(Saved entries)
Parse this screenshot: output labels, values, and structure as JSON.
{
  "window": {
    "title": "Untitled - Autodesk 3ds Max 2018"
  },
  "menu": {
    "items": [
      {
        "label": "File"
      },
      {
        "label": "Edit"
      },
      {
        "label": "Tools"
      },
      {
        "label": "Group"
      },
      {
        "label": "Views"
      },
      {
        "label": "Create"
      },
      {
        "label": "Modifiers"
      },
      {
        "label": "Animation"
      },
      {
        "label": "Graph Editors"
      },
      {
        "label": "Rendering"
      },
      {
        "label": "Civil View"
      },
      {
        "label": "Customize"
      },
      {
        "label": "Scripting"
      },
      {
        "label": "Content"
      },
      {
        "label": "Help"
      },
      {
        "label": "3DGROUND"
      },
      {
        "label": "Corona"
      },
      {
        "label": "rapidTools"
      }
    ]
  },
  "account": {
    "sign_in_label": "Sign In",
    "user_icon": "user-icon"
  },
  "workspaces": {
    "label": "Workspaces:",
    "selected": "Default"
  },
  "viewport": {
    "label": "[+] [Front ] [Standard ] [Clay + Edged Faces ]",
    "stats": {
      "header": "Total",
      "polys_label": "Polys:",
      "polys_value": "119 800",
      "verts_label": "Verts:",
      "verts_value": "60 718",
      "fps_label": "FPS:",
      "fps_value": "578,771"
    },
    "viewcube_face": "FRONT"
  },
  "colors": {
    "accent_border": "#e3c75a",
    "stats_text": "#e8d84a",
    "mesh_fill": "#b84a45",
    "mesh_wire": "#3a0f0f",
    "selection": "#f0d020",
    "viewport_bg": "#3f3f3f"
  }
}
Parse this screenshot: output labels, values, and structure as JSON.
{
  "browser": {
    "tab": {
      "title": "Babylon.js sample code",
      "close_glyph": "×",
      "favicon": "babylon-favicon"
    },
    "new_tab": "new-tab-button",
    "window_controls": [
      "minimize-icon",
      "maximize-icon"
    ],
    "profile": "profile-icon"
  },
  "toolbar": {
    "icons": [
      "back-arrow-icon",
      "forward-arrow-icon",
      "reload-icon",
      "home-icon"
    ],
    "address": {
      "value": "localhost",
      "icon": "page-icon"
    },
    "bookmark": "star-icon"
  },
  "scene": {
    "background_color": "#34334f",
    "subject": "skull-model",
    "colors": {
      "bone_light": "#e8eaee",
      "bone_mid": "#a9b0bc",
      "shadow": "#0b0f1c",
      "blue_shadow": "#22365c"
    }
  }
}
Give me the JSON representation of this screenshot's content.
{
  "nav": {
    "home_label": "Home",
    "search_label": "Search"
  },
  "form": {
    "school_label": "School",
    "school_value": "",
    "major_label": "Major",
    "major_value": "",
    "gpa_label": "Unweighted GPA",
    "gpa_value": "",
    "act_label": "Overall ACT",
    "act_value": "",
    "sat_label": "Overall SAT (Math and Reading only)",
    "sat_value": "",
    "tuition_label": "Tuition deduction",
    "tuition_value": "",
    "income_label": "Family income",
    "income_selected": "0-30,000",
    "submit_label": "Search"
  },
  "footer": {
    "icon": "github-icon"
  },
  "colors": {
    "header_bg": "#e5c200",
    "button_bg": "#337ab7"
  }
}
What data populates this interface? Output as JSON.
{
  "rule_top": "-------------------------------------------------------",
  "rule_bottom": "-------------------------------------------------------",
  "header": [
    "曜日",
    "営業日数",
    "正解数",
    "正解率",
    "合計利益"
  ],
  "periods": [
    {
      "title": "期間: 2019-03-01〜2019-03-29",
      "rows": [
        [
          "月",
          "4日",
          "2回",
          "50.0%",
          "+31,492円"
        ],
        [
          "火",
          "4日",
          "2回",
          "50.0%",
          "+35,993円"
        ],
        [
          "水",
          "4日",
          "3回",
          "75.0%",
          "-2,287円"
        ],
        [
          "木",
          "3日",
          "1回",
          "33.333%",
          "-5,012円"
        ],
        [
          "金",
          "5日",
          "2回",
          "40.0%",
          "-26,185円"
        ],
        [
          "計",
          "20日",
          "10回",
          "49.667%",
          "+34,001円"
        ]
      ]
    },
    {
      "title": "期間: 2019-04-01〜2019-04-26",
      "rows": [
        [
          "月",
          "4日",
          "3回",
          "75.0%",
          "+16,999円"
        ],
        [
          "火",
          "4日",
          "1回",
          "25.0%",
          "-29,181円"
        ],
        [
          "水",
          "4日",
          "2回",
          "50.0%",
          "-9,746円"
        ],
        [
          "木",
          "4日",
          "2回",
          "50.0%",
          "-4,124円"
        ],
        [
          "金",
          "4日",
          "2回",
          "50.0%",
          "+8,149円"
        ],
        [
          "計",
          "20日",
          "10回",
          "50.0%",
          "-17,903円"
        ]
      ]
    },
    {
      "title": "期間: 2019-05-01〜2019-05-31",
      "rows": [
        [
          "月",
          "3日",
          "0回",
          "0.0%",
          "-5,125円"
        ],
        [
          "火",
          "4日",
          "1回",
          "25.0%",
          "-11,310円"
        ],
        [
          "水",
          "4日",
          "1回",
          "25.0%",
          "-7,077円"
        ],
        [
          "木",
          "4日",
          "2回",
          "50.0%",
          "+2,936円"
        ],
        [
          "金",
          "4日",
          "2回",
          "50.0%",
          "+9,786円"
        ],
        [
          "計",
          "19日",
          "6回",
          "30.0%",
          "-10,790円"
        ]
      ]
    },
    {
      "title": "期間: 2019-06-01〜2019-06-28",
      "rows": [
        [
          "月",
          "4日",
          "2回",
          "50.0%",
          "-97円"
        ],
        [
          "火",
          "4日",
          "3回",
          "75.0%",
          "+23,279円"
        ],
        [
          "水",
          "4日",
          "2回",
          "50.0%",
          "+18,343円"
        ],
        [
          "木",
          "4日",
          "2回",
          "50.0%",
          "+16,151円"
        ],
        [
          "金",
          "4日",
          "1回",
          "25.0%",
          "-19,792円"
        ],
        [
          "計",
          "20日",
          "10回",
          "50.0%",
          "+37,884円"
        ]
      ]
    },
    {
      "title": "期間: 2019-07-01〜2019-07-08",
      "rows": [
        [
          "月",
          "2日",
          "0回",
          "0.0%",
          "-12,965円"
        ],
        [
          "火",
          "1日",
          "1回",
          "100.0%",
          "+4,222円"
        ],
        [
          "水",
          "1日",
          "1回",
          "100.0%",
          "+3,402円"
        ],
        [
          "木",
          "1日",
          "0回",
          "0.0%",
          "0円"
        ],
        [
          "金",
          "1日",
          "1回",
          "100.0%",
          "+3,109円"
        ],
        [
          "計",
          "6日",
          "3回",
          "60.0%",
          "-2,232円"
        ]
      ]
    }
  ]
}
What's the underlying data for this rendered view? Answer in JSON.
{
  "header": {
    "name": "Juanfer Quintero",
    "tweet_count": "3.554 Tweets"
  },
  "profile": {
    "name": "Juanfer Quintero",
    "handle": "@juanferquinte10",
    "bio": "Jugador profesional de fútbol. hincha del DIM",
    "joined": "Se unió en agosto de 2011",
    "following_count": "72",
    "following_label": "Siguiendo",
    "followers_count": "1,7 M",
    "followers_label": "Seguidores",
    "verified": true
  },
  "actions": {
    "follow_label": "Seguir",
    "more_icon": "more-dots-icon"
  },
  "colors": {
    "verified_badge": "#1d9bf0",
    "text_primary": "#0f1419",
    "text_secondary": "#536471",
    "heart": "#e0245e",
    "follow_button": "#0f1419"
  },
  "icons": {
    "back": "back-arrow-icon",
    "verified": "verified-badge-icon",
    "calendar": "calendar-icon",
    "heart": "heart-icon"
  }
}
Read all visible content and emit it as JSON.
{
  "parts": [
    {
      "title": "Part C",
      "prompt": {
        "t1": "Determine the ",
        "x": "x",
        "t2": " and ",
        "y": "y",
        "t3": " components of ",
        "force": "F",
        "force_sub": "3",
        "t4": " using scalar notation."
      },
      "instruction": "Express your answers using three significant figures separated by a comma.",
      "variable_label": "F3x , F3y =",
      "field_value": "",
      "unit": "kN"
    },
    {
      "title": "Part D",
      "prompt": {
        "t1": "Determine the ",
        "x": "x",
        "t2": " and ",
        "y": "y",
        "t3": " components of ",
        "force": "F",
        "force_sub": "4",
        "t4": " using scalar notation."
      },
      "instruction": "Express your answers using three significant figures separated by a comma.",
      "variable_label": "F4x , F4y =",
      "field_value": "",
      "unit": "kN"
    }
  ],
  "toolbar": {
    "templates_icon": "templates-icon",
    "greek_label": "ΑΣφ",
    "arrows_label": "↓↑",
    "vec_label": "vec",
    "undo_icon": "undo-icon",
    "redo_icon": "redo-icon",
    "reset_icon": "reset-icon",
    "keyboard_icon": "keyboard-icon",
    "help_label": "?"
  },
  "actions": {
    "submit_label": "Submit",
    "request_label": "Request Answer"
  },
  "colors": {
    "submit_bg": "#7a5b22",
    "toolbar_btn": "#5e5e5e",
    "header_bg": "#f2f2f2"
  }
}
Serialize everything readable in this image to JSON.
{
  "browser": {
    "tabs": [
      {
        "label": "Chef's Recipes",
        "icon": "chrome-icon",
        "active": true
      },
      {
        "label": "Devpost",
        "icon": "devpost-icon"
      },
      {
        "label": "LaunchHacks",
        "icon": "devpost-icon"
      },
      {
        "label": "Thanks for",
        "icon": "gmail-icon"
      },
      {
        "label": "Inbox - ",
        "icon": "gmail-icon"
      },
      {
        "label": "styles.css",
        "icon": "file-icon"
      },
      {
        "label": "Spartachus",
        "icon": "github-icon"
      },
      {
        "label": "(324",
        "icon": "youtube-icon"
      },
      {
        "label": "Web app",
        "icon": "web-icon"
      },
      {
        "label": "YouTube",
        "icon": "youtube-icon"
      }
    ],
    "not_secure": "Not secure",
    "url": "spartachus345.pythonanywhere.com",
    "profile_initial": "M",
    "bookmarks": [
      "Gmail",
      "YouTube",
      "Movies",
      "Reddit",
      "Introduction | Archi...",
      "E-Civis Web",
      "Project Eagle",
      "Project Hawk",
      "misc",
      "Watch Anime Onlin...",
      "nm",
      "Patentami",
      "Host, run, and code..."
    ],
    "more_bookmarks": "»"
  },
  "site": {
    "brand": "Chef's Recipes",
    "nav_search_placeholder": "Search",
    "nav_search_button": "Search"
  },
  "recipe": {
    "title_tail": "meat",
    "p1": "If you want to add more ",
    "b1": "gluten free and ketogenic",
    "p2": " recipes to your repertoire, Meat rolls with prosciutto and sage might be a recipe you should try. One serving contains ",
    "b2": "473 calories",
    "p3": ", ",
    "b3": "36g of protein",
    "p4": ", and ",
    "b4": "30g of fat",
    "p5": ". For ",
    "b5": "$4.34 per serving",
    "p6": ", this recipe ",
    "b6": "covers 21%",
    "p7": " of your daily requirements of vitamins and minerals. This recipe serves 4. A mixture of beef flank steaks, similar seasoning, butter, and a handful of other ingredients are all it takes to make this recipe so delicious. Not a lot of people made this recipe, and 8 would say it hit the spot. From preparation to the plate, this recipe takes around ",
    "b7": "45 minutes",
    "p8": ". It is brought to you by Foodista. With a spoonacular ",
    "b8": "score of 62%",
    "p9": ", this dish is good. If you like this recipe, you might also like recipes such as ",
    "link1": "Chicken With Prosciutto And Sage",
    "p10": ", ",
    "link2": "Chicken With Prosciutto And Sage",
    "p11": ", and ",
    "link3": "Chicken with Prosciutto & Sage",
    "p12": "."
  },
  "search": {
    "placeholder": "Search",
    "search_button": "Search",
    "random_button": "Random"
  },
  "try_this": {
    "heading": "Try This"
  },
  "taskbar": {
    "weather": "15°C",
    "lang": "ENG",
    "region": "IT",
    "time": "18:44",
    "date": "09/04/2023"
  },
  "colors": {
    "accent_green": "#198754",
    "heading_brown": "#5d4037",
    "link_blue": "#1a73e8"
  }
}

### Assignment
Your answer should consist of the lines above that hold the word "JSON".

### Exercise response
Parse this screenshot: output labels, values, and structure as JSON.
Parse this screenshot: output labels, values, and structure as JSON.
Give me the JSON representation of this screenshot's content.
What data populates this interface? Output as JSON.
What's the underlying data for this rendered view? Answer in JSON.
Read all visible content and emit it as JSON.
Serialize everything readable in this image to JSON.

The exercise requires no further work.